A team of business and management students made it to the Fly Your Ideas Final in 2011 for the first time. Team SSE was chosen for their formulation of an ECO points scheme to promote environmentally-friendly flying. 

                                                                                                                            

Oleg Soldatov

I was a first year student of the MSc in General Management at the Stockholm School of Economics when I got involved in Fly Your Ideas. I have always been passionate about public transportation, particularly aviation. Finding teammates among the pool of ambitious students at the Stockholm School of Economics was not a problem and it was the teamwork and the challenge of presenting our idea to high-level executives that I enjoyed the most.

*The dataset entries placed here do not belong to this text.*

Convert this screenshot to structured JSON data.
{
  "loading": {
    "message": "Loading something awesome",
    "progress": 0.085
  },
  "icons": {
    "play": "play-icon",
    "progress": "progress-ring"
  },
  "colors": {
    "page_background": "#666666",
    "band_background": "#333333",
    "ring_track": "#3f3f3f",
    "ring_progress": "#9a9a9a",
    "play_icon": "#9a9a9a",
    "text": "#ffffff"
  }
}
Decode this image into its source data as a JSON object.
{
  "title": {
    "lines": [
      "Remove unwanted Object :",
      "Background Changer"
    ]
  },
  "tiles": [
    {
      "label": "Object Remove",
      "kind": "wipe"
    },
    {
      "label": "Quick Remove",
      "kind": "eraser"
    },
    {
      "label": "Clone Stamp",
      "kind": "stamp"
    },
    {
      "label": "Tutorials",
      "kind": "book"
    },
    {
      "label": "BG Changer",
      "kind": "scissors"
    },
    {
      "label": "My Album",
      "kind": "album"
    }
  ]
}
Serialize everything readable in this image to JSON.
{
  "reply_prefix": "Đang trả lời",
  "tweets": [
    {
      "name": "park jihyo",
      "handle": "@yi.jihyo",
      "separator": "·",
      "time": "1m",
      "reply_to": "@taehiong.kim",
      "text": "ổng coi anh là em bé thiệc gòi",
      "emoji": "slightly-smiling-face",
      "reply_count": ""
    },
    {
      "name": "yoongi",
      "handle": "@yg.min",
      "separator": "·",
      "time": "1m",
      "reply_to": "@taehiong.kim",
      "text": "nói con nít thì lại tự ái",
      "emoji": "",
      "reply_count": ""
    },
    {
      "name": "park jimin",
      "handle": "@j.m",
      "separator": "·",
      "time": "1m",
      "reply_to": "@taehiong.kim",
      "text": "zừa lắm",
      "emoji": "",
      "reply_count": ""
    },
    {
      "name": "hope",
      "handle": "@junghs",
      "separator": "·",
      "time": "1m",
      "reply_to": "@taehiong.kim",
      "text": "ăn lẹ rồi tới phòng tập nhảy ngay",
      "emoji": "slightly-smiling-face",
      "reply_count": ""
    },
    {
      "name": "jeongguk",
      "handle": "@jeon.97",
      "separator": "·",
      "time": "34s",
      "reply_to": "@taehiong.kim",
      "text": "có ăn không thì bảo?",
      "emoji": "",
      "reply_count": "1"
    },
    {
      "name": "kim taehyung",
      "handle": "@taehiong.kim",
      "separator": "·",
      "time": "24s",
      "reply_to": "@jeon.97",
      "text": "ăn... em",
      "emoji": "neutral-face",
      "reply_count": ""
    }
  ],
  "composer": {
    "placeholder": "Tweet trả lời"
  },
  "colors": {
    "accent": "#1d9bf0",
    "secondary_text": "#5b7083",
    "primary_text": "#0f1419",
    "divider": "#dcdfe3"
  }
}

The final presentation was my most memorable experience. The importance of delegating was the most unexpected thing I learned from this experience. In any project of this scale, a team cannot be efficient unless its members do their bit according to their specialization.

After taking part in the final presentation I became much better at delivering presentations to high-profile audiences. Moreover, after working in a diverse team (we had a Swede, an American, a Chinese and a Zimbabwean on board, while I am Ukrainian), I learned a lot about intercultural group dynamics.


Watch the 2011 Finalists montage

Team Wings of Phoenix, Nanjing University of Aeronautics and Astronautics, China

The Fly Your Ideas 2011 winning team for their suggestion of a ground-based wind power generation system derived from aircraft wakes.

  

Xianmei Wu (Eva)

I love aeronautics so Fly Your Ideas seemed like it was a perfect opportunity for me to both strengthen my English skills and gain a better understanding of the field I love.

My most memorable experience was when my teammates and I got to stand on the platform and present our project to Airbus' panel of experts. It was amazing. I felt so honored and proud.

I learned from this experience that someone who seizes an opportunity and gives it their all can achieve things they would never expect.

Taking part in Fly Your Ideas has helped me in other aspects of my career enormously. Firstly, I had the precious opportunity of having an internship at Airbus, which is extremely beneficial for future development. Secondly, the competition has enabled me to study for my master's degree in Transportation Engineering






Lijun Pan

Each member of the team was gifted in a different field. For example Xuesong Liu is an expert in 3D rendering and Eva speaks good English. The most memorable part of the competition for me was being able to visit Paris and show our presentation to so many important judges. And of course to have won!

The most enjoyable part of Fly Your Ideas was just before we made our presentation. My heart was racing away, but when we began I immediately felt better.

The hardest part of the competition for me was the English. In the Q&A we didn't understand what the Jury were saying very well; how I wished we could have had an interpreter! It taught me however how important English is a tool, especially on an international stage.

I found the entire experience to be very valuable. For example it has been useful in my studies, as my participation allowed me to be exempt from the entrance exam for graduate college. Also, the presentation before so many important judges has also made me a lot more confident.

 






Xinyuan Zheng

I decided to participate because I wanted to challenge myself and improve my abilities. We created our team from among five close friends who were all interested in the competition.

The experience of the whole process was very enjoyable as we really used our abilities and skills in all sorts of ways. That's where my greatest sense of achievement truly came from. There were times when we seemed to be faced with major problems, but somehow we always managed to solve them.


See the moment Wings of Phoenix found out they had won in 2011